::: Input for this task :::
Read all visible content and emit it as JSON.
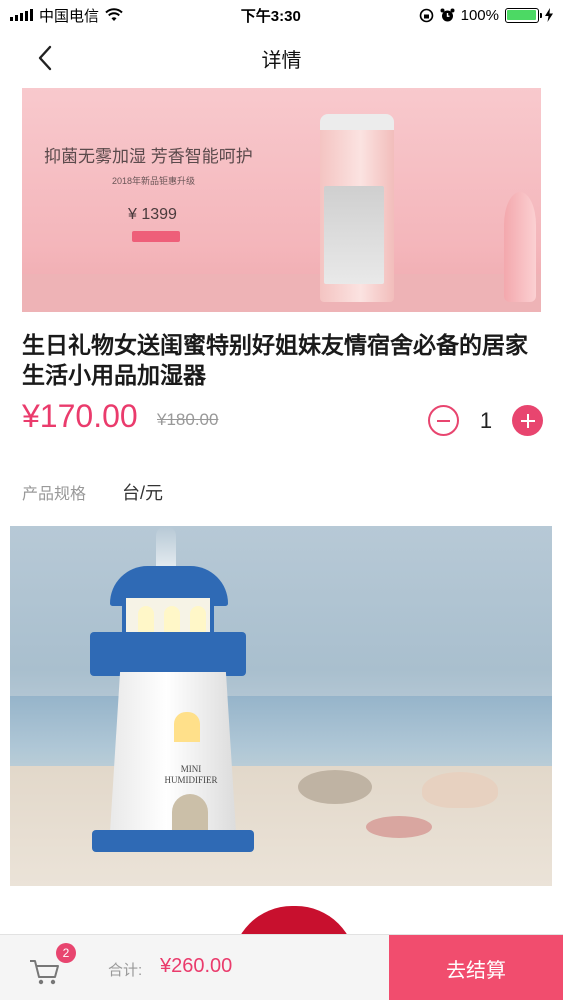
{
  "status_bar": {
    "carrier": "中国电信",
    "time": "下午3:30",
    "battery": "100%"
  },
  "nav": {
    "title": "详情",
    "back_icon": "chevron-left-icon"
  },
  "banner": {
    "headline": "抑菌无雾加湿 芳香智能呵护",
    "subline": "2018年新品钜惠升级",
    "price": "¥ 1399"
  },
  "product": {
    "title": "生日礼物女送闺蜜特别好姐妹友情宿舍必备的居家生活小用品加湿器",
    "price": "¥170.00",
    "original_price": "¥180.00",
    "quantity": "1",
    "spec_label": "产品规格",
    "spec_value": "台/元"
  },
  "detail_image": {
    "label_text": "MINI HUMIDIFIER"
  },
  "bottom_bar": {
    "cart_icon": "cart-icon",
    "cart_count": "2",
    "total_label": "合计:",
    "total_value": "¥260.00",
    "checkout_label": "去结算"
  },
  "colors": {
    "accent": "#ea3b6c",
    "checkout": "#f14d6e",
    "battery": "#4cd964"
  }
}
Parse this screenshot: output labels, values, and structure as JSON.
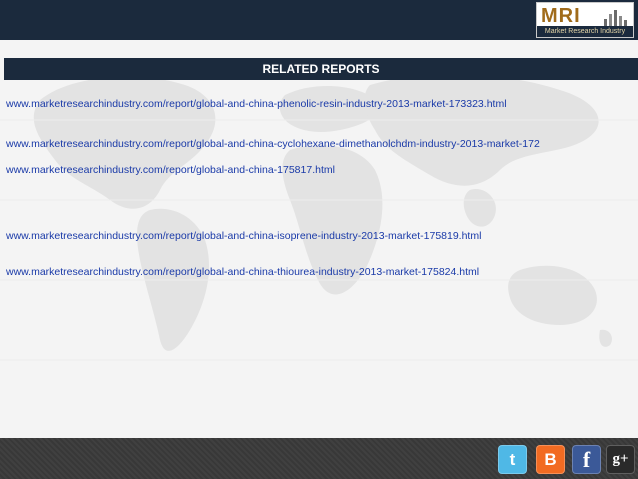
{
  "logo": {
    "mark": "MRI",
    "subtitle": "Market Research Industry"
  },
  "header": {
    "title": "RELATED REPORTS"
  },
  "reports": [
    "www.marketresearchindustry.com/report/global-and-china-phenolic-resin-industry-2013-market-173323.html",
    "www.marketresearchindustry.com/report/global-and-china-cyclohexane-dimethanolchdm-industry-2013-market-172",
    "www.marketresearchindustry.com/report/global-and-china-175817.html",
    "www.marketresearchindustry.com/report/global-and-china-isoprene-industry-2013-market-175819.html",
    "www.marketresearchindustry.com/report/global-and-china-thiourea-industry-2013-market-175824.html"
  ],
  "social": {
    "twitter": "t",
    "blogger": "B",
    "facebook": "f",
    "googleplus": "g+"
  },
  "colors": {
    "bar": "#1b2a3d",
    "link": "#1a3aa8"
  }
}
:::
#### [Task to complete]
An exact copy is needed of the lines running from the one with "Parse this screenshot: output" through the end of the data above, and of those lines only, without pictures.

#### [Task solution]
Parse this screenshot: output labels, values, and structure as JSON.
{
  "logo": {
    "mark": "MRI",
    "subtitle": "Market Research Industry"
  },
  "header": {
    "title": "RELATED REPORTS"
  },
  "reports": [
    "www.marketresearchindustry.com/report/global-and-china-phenolic-resin-industry-2013-market-173323.html",
    "www.marketresearchindustry.com/report/global-and-china-cyclohexane-dimethanolchdm-industry-2013-market-172",
    "www.marketresearchindustry.com/report/global-and-china-175817.html",
    "www.marketresearchindustry.com/report/global-and-china-isoprene-industry-2013-market-175819.html",
    "www.marketresearchindustry.com/report/global-and-china-thiourea-industry-2013-market-175824.html"
  ],
  "social": {
    "twitter": "t",
    "blogger": "B",
    "facebook": "f",
    "googleplus": "g+"
  },
  "colors": {
    "bar": "#1b2a3d",
    "link": "#1a3aa8"
  }
}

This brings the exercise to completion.